Back on the 4th of December, the ExtJS team announced the official release of ExtJS 2.0. Sorry I'm a bit late to get to this, but I've been a little busy with a move, and other fun things. I had the excellent opportunity to preview the 2.0 release in advance, and I have to tell everyone that it is outstanding, a true work of art. The team has gone out of their way to pay attention to community feedback, gather information on the features that were most needed, and writing a truly elegant implementation of this library.

Many of my readers know that I am a big fan of the library's grid components. So, one of the first things I did was take a look at the changes in implementation. I went to the samples page, and began poking around. One of the first things I hit upon was their plugin samples, specifically the first example which showcased a RowExpander plugin. This worked right on the lines of something I had wanted to do with a recent project, so I dived in head first to get a look under the hood to see what was going on.

The example didn't include a dynamic dataset, but an array implementation. The contents of the 'expanded row' were taken from additional value that was 'pushed' into each record's array. This was...OK, but I was looking for a way to dynamically populate this area, and only if and when I needed that drill down capability. Being a plugin, I decided to explore modifying it to serve my own purposes. Basically, I wanted something similar to a cell renderer. I wanted to pass in a new option, remoteMethod, to which I would assign a function reference. Upon row expansion, the area would be prepopulated with a new div, dynamically given an ID, 'rem' + the row index. After this element was created, the script would then call the referenced function, passing the record and the row index back to the referenced function. From there it was up to me. In my RowExpander Example, I used JQuery to make an Ajax call to a page, passing it's contents back into the dynamically created div element. It's a simple example, but one that can definitely be built upon.

One of the best things about my example, for me, is that it only takes about 10 lines of additional code (top end) to add the functionality. I am not a JavaScript whiz kid, by any means, but it was very simple to expand upon the framework that was already in place. It goes a long way in showing what a superior job Jack Slocum and the ExtJS crew have done with this latest version of the framework. I only hope that Adobe will update the new Ajax components they included in ColdFusion 8 (most built with ExtJS 1.1) as soon as possible.

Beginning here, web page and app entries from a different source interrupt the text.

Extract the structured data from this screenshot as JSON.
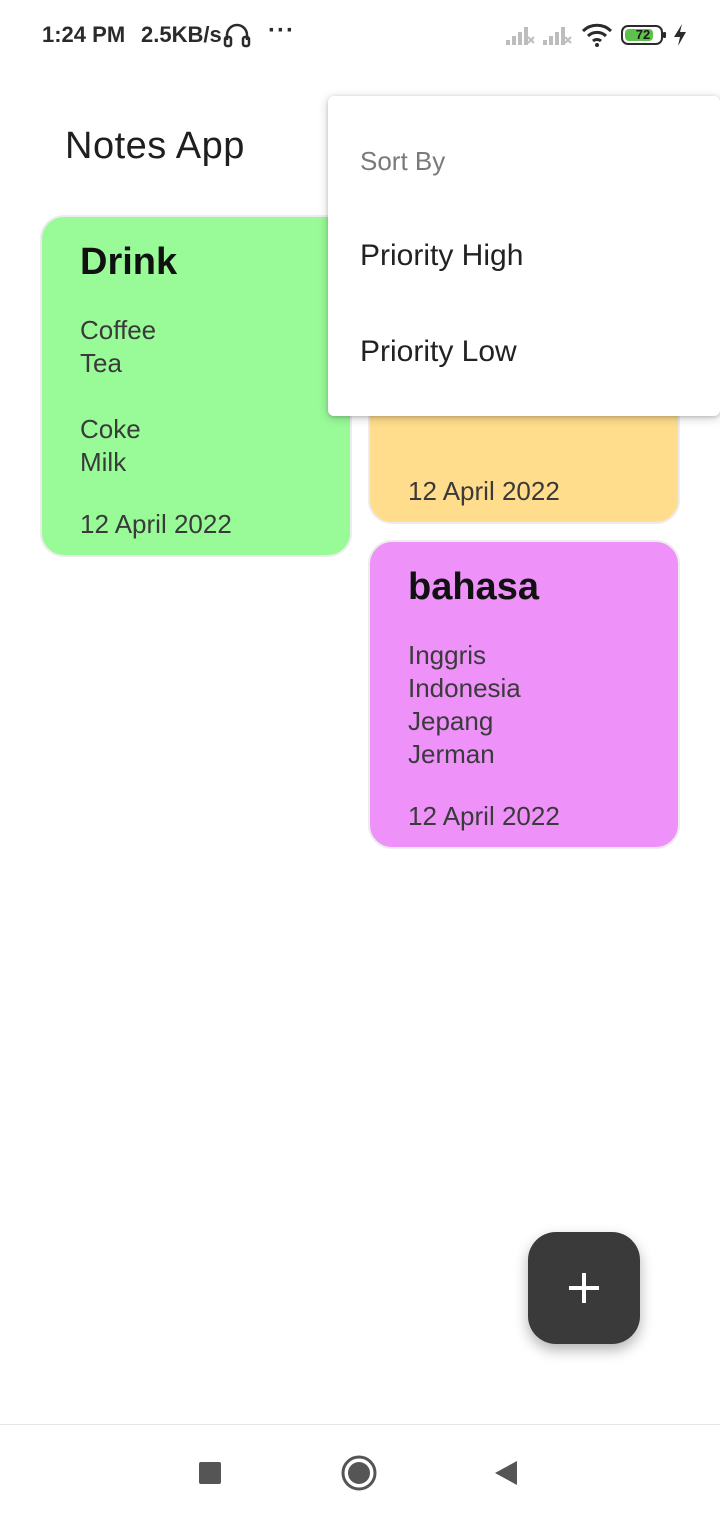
{
  "status_bar": {
    "time": "1:24 PM",
    "network_speed": "2.5KB/s",
    "more": "···",
    "battery_level": "72",
    "icons": [
      "headset-icon",
      "signal-icon",
      "signal-icon",
      "wifi-icon",
      "battery-icon",
      "charging-icon"
    ]
  },
  "app": {
    "title": "Notes App"
  },
  "notes": [
    {
      "title": "Drink",
      "body": "Coffee\nTea\n\nCoke\nMilk",
      "date": "12 April 2022",
      "color": "#98FB98"
    },
    {
      "title": "",
      "body": "",
      "date": "12 April 2022",
      "color": "#FFDD8C"
    },
    {
      "title": "bahasa",
      "body": "Inggris\nIndonesia\nJepang\nJerman",
      "date": "12 April 2022",
      "color": "#EE92FA"
    }
  ],
  "sort_menu": {
    "header": "Sort By",
    "items": [
      "Priority High",
      "Priority Low"
    ]
  },
  "fab": {
    "icon": "add-icon"
  },
  "nav_bar": {
    "icons": [
      "recents-icon",
      "home-icon",
      "back-icon"
    ]
  },
  "colors": {
    "fab_background": "#3A3A3A",
    "menu_background": "#FFFFFF"
  }
}
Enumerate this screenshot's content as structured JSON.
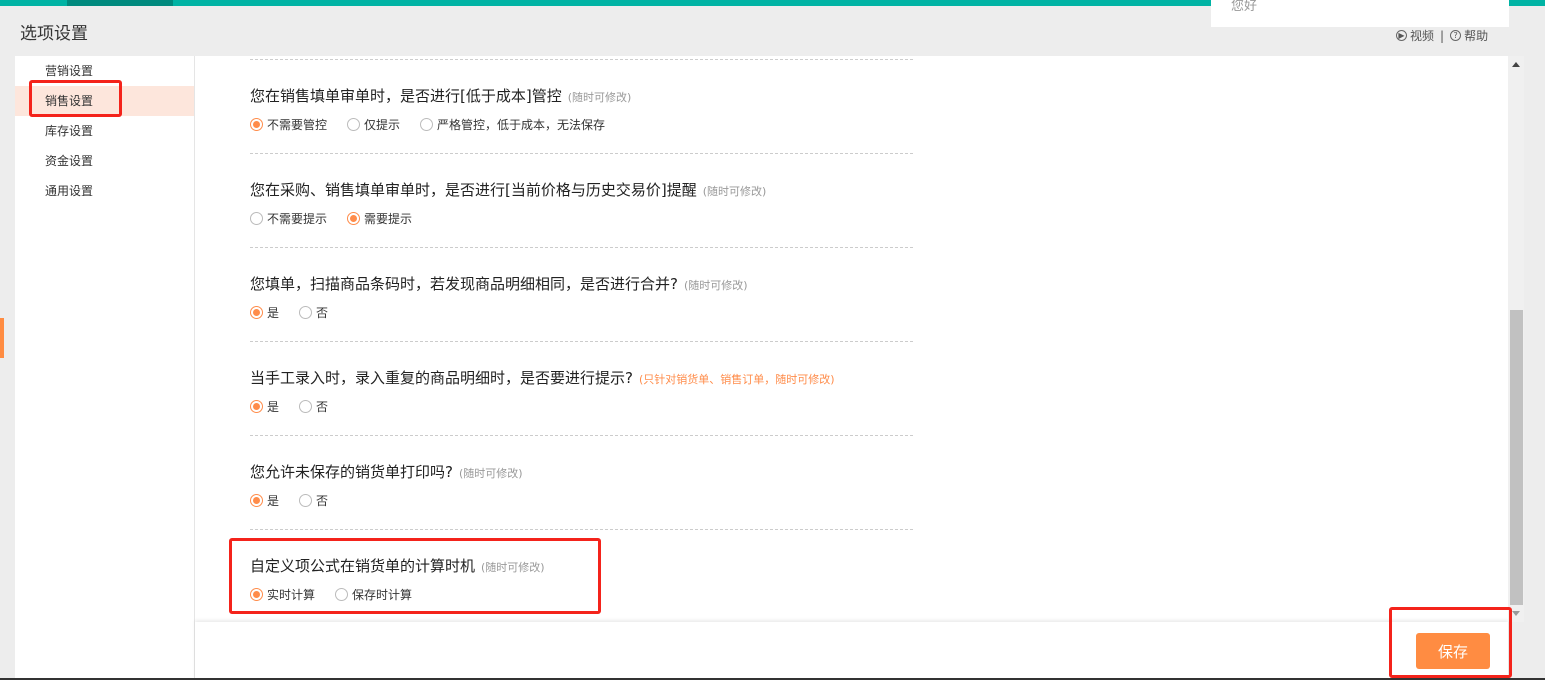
{
  "header": {
    "title": "选项设置",
    "greeting": "您好",
    "video_label": "视频",
    "help_label": "帮助"
  },
  "sidebar": {
    "items": [
      {
        "label": "营销设置"
      },
      {
        "label": "销售设置"
      },
      {
        "label": "库存设置"
      },
      {
        "label": "资金设置"
      },
      {
        "label": "通用设置"
      }
    ],
    "active": "销售设置"
  },
  "sections": [
    {
      "question": "您在销售填单审单时，是否进行[低于成本]管控",
      "note": "(随时可修改)",
      "options": [
        "不需要管控",
        "仅提示",
        "严格管控，低于成本，无法保存"
      ],
      "selected": 0
    },
    {
      "question": "您在采购、销售填单审单时，是否进行[当前价格与历史交易价]提醒",
      "note": "(随时可修改)",
      "options": [
        "不需要提示",
        "需要提示"
      ],
      "selected": 1
    },
    {
      "question": "您填单，扫描商品条码时，若发现商品明细相同，是否进行合并?",
      "note": "(随时可修改)",
      "options": [
        "是",
        "否"
      ],
      "selected": 0
    },
    {
      "question": "当手工录入时，录入重复的商品明细时，是否要进行提示?",
      "note": "(只针对销货单、销售订单，随时可修改)",
      "options": [
        "是",
        "否"
      ],
      "selected": 0
    },
    {
      "question": "您允许未保存的销货单打印吗?",
      "note": "(随时可修改)",
      "options": [
        "是",
        "否"
      ],
      "selected": 0
    },
    {
      "question": "自定义项公式在销货单的计算时机",
      "note": "(随时可修改)",
      "options": [
        "实时计算",
        "保存时计算"
      ],
      "selected": 0
    }
  ],
  "footer": {
    "save_label": "保存"
  },
  "colors": {
    "accent": "#ff8c42",
    "teal": "#00b3a4",
    "highlight": "#f4231b"
  }
}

You can view my RowExpander Example, and you can download the sample code from the link below.